◆ What is needed
Report each line of the records below that holds the word "this".

Entries from a dataset of interfaces

########################################

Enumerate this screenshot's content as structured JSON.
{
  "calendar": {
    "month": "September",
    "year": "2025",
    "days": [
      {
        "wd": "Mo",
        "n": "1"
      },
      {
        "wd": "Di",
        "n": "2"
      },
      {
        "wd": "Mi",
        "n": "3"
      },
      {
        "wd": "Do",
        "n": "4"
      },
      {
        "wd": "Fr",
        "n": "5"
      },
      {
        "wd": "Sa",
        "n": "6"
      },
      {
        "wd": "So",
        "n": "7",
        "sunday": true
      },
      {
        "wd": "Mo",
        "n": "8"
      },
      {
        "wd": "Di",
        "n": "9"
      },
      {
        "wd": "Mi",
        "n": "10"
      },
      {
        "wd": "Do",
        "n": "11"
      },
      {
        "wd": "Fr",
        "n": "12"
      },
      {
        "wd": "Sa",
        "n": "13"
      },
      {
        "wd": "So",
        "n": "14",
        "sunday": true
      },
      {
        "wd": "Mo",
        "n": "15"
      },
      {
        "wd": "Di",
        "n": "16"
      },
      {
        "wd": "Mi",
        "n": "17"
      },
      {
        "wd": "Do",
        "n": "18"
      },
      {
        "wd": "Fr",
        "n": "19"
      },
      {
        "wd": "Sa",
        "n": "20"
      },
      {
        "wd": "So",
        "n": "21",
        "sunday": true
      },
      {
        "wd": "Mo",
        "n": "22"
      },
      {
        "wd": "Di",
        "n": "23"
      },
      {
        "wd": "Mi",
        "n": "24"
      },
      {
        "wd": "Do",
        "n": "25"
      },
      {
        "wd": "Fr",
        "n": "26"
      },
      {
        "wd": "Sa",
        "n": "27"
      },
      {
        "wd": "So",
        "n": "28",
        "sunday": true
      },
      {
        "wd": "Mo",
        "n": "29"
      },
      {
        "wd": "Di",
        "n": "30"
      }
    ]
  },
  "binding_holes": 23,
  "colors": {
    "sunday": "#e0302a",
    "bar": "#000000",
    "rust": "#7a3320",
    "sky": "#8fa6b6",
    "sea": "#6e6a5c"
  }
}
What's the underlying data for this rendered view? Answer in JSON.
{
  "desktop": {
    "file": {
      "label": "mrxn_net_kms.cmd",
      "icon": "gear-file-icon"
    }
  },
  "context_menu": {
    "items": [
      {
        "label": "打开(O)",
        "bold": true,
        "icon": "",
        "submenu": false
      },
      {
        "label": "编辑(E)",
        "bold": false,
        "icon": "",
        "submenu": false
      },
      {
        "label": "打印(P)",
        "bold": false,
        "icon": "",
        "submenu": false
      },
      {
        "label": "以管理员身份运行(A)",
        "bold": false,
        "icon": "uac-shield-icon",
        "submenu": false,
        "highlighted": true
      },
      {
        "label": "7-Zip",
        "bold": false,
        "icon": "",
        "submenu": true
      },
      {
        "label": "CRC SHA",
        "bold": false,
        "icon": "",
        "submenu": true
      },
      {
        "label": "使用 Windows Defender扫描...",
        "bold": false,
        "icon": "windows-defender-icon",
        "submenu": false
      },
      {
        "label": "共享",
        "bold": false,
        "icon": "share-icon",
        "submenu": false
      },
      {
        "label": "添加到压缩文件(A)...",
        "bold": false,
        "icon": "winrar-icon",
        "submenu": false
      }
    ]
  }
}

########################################

◆ Task response
Enumerate this screenshot's content as structured JSON.
What's the underlying data for this rendered view? Answer in JSON.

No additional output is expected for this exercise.